* **WORK REQUIRED**
Copy, from the entries below, each line where the word "https" can be found.
DATA FOR THIS EXERCISE Start Marker
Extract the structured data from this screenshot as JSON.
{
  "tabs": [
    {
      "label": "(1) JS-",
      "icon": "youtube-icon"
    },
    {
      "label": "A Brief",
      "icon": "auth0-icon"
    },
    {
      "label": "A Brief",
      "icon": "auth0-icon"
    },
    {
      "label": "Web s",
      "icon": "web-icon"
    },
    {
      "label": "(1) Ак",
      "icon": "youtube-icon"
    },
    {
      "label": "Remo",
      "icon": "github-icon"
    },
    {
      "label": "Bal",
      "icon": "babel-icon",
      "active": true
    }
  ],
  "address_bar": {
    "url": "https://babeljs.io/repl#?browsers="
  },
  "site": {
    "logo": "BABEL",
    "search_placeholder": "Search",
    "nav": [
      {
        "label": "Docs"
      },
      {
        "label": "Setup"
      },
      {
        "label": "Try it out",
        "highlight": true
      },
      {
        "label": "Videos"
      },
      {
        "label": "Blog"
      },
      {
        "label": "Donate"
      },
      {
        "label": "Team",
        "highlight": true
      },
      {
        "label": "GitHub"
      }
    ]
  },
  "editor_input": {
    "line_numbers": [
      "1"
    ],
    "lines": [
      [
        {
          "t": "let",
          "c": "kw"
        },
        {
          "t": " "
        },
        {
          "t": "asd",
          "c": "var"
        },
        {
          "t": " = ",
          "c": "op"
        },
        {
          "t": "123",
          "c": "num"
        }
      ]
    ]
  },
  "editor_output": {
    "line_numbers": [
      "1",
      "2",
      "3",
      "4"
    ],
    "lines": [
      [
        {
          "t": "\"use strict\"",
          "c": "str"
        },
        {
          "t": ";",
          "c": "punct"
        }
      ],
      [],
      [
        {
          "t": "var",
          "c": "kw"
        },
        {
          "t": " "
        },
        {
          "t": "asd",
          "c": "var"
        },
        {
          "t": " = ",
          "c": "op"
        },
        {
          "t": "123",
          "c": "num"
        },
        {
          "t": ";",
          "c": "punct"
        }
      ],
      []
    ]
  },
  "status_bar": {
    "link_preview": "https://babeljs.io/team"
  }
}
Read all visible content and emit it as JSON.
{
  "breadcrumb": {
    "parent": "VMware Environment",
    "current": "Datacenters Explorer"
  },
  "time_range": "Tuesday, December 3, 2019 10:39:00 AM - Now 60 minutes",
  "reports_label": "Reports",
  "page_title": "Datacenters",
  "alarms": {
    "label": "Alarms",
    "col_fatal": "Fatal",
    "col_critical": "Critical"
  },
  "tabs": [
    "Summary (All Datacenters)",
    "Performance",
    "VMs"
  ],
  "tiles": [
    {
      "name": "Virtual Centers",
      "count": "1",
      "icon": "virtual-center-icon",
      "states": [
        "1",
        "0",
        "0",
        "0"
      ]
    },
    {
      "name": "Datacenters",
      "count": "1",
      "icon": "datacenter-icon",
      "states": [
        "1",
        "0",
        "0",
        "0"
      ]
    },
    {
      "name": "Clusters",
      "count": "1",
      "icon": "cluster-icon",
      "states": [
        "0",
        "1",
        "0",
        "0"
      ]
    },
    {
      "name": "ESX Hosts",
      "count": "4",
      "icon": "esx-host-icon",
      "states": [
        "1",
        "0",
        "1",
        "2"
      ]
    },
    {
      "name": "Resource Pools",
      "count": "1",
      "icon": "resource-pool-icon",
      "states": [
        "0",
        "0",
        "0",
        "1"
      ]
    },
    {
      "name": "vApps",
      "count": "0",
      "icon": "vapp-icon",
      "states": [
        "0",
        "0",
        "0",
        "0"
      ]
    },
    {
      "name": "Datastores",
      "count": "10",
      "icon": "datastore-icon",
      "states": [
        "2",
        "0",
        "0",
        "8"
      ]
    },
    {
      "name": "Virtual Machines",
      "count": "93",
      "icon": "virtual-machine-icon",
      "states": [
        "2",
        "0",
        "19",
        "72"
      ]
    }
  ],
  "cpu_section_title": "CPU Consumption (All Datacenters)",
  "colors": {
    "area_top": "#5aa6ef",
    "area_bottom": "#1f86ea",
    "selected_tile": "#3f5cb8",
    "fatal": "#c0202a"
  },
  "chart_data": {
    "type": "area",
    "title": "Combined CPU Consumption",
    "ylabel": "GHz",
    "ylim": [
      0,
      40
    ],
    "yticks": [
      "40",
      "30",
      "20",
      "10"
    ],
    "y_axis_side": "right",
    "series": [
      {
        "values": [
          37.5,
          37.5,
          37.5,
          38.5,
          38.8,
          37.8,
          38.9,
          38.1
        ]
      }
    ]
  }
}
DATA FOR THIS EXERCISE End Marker
* **OUTPUT FOR THIS TASK**
    "url": "https://babeljs.io/repl#?browsers="
    "link_preview": "https://babeljs.io/team"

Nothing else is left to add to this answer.